The Founder is served up in scintillating fashion – a take-no-prisoners tale of grabbing the American Dream by the throat, while equal-parts an origin story of the rise of the mecca of the fast food industry.
Considering the fact that Michael Keaton’s original claim to fame stems from one of popular cultures most established heroes, it’d perhaps teeter on the ironic side that his most recent outing, playing an unscrupulous and at times cold shyster, sees him reach rarefied heights of his proven acting prowess.
Make no mistake about it, The Founder lives and dies on the shoulders of its lead, and the recently resurgent Keaton is more than up to the task of shouldering the load of the film as the man who put the ‘M’ in McDonald’s millions Ray Kroc.
In favour of a Cole’s Notes version of the plot-line, The Founder is the real-life retelling of Kroc’s initial meeting with McDonald’s creators Maurice “Mac” McDonald and the much more reserved and by-the-numbers Richard “Dick” McDonald, played with an unbias charm by the pair of John Carroll Lynch and Nick Offerman, and subsequent quest to take what he sees as the future gold-mine of the food service world to then unseen heights. But of course we all know how that turns out. McDonald’s is now serving 1 per cent of the Earth’s population by the day, but in this case it is more the journey than the foregone destination.
Keaton’s ascension from desperate and down-on-his-luck businessman and peddler of get-rich-quick-schemes to mogul seemingly overnight within the course of the film is finely crafted by director John Lee Hancock, previously known for his feel-good family fare The Blind Side and Saving Mr. Banks.
While there is a certain amount of intrigue and undeniable charm in watching the now mecca of the fast-food world rocket from mom and pop style business to franchise within the course of the picture, it is Keaton’s almost ruthless portrayal of Kroc that steals the show.
Within the course of the 115 minute biopic Kroc goes from shill to saviour of middle-America, from known failure to superstar status. He does this, and perhaps with a certain level of relish, while adopting a take no prisoners, dog-eat dog mantra. His marriage to second wife Ethel Fleming (played with a cutting pain by the fantastic Laura Dern), previous partnerships, and perhaps even his own misguided morale code all fall by the wayside in the name of progress and the almighty dollar.
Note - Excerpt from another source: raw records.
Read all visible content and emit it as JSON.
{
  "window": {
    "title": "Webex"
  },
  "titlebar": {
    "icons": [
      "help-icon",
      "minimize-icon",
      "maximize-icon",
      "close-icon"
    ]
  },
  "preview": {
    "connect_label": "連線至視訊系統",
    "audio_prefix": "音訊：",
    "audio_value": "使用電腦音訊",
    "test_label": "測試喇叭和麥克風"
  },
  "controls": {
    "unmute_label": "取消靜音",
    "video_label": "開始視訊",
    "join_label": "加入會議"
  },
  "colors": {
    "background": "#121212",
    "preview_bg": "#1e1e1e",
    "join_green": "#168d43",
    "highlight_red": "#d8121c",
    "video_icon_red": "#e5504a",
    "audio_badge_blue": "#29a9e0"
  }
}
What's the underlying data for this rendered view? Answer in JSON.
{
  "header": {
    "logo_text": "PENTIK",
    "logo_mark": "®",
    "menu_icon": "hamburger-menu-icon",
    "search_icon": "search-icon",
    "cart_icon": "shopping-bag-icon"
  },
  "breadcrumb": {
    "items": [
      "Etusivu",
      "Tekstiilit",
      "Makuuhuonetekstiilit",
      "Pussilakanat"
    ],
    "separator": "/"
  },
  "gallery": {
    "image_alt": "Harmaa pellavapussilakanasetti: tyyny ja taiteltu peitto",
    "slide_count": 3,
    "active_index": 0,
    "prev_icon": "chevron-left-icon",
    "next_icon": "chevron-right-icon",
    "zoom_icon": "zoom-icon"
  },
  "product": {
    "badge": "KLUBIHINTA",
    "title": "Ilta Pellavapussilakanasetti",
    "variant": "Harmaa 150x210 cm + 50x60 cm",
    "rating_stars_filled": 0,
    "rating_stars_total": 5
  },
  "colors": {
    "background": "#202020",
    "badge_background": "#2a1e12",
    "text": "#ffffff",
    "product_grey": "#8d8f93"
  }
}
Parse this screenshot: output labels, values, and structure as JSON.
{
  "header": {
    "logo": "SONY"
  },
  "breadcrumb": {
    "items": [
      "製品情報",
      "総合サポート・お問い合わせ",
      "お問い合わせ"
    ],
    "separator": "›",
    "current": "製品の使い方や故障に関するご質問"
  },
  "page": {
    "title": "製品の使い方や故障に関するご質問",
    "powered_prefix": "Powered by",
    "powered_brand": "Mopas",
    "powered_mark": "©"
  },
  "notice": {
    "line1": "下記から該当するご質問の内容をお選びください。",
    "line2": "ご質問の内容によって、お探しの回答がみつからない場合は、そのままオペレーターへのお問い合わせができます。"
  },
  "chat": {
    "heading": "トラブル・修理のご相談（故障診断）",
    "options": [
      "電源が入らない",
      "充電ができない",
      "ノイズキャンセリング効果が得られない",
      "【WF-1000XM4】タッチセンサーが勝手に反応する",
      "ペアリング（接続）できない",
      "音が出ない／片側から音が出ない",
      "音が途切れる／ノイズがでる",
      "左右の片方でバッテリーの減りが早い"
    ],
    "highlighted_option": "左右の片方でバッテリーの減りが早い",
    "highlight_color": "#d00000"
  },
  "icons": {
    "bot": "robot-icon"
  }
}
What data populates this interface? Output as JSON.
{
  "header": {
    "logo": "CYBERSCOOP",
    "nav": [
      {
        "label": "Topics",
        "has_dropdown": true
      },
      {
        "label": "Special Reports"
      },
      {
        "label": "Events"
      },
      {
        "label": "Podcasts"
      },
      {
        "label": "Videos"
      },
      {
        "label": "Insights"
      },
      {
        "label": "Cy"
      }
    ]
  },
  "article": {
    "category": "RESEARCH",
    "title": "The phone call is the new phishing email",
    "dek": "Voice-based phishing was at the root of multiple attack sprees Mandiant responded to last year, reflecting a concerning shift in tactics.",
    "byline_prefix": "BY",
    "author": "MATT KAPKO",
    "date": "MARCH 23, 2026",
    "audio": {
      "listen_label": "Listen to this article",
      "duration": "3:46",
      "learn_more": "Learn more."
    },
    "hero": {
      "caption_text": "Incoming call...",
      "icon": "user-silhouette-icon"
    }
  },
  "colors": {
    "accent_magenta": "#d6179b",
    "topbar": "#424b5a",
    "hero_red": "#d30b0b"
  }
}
It is there in which The Founder really finds its legs, as less a quirky ascension-story of the rise of a worldwide phenomena, and more of a cautionary tale of the cost of fulfilling the ‘American Dream.’ Kroc gets everything he ever dreamed of and then some, but does the cost outweigh the collateral damage?
Regardless of morale ambiguity and lingering questions, The Founder is fun, at times sobering, and always entertaining. It may even make you think a little differently the next time you cross the threshold of those golden arches in your neighbourhood.
The Founder is in theatres now in select locations across Canada